The output of the device may be written as
We have the following outputs at time t from detectors 1, 2, 3, 4, respectively
The corruption in squared amplitude at time t may be expressed as the ratio:
The corruption in phase between times t and t−τ may be determined by
which gives the difference in the cosine of the phase difference at the input of the device and at the output of the device. Note that an attack which does not change the amplitude and which changes the sign of the phase, i.e., for which
would not be detected by our scheme. the scheme given in the next subsection remedies this shortcoming.
Referring now to FIG. 9, to obtain a better characterization of the malfunction, the techniques described above may be extended. FIG. 9 shows the method used.
There are two additional detectors, whose outputs are

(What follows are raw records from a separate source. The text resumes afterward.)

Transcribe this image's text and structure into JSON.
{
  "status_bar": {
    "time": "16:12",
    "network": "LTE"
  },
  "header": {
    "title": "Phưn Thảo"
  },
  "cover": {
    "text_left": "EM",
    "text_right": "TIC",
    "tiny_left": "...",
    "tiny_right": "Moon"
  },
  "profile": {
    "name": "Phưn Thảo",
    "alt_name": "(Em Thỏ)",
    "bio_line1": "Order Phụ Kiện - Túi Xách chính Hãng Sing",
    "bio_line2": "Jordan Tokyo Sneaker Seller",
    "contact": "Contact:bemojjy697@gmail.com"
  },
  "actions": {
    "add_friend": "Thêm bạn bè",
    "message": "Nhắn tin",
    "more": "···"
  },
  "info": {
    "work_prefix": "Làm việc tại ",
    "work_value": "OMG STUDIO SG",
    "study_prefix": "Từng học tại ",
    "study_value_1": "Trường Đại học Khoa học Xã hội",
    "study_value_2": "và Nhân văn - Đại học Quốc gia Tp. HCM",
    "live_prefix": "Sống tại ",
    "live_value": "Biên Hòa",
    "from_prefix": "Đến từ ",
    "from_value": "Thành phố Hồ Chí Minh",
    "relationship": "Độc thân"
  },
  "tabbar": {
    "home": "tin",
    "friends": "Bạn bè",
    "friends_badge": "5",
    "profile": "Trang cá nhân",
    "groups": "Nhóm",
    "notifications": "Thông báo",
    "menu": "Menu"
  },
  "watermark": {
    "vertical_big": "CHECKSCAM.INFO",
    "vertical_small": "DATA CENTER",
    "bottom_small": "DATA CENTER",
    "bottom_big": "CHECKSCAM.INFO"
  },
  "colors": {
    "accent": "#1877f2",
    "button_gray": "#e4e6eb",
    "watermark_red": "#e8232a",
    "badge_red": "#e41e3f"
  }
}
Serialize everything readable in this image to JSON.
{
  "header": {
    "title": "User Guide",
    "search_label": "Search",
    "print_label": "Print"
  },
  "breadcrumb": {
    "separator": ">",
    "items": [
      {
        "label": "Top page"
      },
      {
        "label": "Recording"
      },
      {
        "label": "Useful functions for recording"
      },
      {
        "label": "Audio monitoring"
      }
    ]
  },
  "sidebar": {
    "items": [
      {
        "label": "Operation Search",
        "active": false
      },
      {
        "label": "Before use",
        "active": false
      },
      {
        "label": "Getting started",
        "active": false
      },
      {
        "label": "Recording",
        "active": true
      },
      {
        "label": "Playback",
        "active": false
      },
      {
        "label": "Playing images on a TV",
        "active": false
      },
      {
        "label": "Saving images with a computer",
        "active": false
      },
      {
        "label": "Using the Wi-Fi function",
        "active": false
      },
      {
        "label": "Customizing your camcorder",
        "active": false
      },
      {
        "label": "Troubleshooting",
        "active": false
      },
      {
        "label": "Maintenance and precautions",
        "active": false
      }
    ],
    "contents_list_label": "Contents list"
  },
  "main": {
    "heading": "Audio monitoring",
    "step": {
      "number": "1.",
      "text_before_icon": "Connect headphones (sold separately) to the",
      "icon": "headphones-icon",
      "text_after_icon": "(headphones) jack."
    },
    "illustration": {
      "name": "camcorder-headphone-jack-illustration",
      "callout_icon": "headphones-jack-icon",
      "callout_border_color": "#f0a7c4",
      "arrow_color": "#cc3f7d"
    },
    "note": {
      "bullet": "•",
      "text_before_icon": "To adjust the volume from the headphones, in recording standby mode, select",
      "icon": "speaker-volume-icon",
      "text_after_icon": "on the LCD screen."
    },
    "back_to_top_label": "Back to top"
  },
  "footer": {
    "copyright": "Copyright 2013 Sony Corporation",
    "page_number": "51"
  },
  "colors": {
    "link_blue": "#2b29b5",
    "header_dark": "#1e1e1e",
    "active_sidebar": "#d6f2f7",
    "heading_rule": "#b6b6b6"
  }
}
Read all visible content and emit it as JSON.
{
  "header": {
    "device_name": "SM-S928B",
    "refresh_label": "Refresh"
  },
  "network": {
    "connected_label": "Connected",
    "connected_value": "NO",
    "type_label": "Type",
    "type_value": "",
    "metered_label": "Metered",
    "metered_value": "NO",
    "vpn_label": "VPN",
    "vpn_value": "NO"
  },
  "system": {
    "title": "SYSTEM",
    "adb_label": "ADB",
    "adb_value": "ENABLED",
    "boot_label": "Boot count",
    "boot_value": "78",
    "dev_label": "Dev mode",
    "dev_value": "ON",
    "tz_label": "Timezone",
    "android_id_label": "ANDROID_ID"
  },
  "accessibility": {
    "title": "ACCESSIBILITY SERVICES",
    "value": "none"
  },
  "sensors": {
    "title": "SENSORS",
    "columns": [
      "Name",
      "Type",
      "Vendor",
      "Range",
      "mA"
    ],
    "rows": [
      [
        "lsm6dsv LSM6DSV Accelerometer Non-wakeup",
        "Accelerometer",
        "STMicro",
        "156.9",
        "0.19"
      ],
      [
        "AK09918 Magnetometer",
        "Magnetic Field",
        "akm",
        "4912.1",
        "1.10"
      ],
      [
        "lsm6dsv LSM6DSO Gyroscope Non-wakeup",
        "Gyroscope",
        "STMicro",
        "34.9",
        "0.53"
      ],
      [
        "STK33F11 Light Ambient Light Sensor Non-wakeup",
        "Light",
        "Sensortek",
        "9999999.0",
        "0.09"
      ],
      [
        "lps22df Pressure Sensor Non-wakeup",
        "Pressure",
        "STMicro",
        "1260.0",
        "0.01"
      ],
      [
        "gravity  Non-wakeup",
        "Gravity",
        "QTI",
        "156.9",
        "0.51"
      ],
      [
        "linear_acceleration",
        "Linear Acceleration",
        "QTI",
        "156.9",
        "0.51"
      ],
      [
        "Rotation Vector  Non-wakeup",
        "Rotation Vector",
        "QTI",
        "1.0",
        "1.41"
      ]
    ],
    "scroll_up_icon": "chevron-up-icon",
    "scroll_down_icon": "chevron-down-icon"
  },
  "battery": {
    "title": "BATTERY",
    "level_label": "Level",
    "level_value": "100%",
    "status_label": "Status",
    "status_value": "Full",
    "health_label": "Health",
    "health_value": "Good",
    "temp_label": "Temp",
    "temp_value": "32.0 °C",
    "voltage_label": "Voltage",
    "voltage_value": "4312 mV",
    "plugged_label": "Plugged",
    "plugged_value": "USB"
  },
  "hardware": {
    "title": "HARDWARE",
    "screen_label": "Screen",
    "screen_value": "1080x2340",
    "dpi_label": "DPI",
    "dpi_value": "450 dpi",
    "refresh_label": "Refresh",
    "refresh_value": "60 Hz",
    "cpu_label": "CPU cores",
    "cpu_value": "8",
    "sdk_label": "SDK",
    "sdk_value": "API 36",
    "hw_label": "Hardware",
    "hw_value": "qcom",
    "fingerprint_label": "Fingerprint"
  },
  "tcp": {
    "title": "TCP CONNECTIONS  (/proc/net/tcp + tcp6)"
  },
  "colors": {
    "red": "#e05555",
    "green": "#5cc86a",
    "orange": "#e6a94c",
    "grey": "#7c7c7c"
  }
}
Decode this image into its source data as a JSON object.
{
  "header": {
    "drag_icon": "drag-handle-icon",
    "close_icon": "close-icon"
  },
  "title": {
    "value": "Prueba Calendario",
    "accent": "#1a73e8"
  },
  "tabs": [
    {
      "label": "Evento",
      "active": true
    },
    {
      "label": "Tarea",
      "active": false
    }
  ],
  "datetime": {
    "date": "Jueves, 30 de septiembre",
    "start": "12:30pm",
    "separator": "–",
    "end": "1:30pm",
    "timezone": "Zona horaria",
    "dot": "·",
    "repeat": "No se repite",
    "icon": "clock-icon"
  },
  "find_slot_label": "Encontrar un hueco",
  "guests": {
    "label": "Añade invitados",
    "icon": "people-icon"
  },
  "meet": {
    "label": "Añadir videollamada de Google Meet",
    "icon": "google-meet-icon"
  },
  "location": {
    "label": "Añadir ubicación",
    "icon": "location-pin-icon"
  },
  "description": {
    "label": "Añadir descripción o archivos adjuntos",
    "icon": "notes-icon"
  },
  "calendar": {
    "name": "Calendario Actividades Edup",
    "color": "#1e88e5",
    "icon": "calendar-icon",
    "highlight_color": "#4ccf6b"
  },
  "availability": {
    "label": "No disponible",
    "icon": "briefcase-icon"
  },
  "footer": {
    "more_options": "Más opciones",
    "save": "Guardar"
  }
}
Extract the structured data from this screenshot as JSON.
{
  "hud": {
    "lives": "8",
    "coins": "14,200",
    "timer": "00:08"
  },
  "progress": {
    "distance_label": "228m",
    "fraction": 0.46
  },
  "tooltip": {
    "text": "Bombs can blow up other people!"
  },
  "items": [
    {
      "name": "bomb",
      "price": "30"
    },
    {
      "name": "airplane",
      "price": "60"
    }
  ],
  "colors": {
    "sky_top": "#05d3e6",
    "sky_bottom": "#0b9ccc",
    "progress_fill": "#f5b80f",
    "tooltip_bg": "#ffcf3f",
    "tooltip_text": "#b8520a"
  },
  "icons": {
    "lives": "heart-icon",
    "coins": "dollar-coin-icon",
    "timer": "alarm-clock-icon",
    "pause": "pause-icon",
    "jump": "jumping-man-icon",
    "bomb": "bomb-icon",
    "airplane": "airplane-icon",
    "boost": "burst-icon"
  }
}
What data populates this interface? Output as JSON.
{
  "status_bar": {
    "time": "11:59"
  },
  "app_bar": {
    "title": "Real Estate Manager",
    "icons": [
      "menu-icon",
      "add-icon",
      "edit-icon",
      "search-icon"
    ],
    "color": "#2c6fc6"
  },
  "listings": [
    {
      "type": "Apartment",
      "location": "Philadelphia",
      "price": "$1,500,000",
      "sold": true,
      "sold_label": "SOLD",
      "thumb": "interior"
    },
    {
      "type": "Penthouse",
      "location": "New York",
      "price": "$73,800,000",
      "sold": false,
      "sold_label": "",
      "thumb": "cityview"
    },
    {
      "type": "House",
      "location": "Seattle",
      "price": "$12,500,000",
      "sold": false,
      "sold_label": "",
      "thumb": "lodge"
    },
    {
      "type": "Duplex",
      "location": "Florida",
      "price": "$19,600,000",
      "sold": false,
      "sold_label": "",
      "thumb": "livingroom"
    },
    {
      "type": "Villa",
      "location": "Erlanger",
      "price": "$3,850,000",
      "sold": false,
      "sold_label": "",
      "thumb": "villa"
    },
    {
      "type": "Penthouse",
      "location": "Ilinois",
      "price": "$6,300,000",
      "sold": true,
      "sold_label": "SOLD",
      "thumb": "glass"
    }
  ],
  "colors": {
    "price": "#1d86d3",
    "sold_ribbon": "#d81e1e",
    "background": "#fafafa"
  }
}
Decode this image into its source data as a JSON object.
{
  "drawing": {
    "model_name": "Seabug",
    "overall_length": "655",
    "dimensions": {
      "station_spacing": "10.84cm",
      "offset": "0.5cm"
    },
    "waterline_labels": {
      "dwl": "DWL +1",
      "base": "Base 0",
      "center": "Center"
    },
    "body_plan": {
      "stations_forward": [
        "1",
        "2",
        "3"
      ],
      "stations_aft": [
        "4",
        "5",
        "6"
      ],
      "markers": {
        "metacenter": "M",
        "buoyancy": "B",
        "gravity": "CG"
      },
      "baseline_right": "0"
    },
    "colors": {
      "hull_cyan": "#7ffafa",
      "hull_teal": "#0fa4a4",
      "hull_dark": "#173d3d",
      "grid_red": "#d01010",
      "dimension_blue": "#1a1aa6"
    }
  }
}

The corruption in phase between time t and t−τ may be fully determined by (35) and by
As indicated heretofore, aspects of this invention pertain to specific “method functions” implementable on computer systems. Those skilled in the art should readily appreciate that programs defining these functions can be delivered to a computer in many forms; including, but not limited to: (a) information permanently stored on non-writable storage media (e.g., read only memory devices within a computer or CD-ROM disks readable by a computer I/O attachment); (b) information alterably stored on writable storage media (e.g., floppy disks and hard drives); or (c) information conveyed to a computer through communication media such as telephone networks. It should be understood, therefore, that such media, when carrying such information, represent alternate embodiments of the present invention.
Having described preferred embodiments of the invention, it will now become apparent to one of ordinary skill in the art that other embodiments incorporating their concepts may be used. It is felt therefore that these embodiments should not be limited to disclosed embodiments, but rather should be limited only by the spirit and scope of the appended claims. All publications referred to herein are hereby incorporated herein by reference in their entirety.